Reducing the rhythmic element to the game to a mechanic makes the game more appealing to those with poor rhythmic skills. To use an analogy, if you asked people to learn to climb a cliff for the sake of climbing a cliff, some people would set out and learn how to climb because it looks fun. However, most will simply walk away because the reward for all that effort of learning to climb is not worth it. But, if you told people that hidden on the cliff face were a variety of prizes: money, computer games, cars etc, then far more people will learn to climb because of the rewards are worthwhile. Even people with a fear of heights would learn to climb if the prizes are ones that appeal to them. Climbing has now become a way of achieving a goal rather than the goal itself.

This distinction is lost on many educational game makers. Take for for example the traditional game of Hangman. In this the objective is to spell / guess a word and it certainly helps develop language skills. But those with weak language skills, who would most benefit from it, will be put off. They are being asked to learn to climb, simply for the sake of climbing a cliff. To reach those who most need this help, the spelling aspect must be something they learn on the way to a goal that interests the child. For more why and how games attract and keep players, see Raph Koster’s Theory of Fun. For an strange looking word game (its not clear exactly how it works) from the IGF have a look at Poesysteme.

The next rhythm game from the IGF is Cinnamon Beats. Its a puzzle game more than a rhythm game but rhythm is a key ingredient. It is not available yet and hard to describe as I’ve not played it but it involves bouncing balls off musical instruments and other objects so that they make the right noise at the right time.

One last rhythm game is Fretnice. I cannot find much about it other than the game is controlled using the guitar’s from Guitar Hero. The limited blurb suggests its a rhythm game where you are “playing the game as if it was a rock song”. Watch this trailer:

Finally, there is Crayon Physics Deluxe. Its a puzzle game using 2d physics similar to Phun except whereas Phun is just a sandbox for experimentation, Crayon Physics is a game with an objective. It looks a great way to teach problem solving skills to young children.

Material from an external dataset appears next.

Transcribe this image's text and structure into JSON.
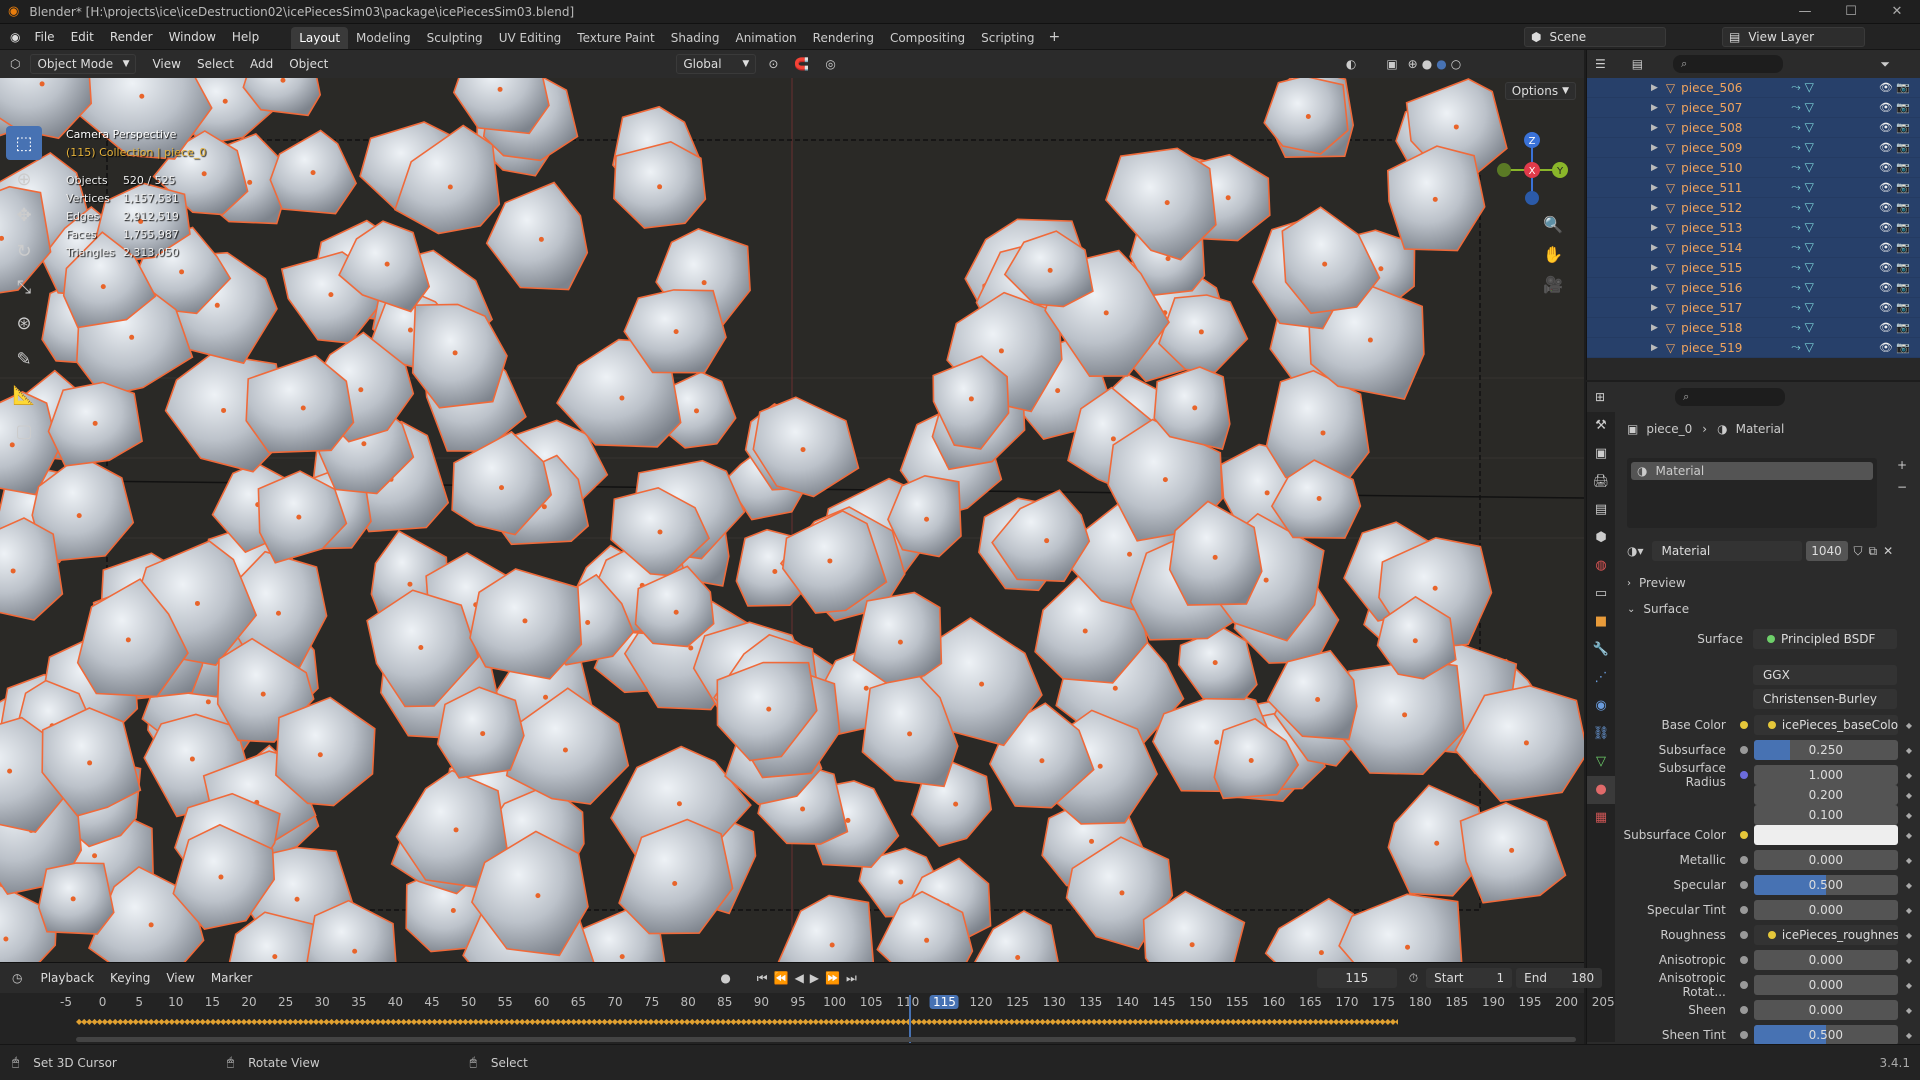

All these games show the possibility of teaching skills through inventive game play. The holy grail is to develop a game that teaches something obviously useful (e.g. spelling) in such a way that even those with poor language skills will want to keep playing it long after the lesson has finished.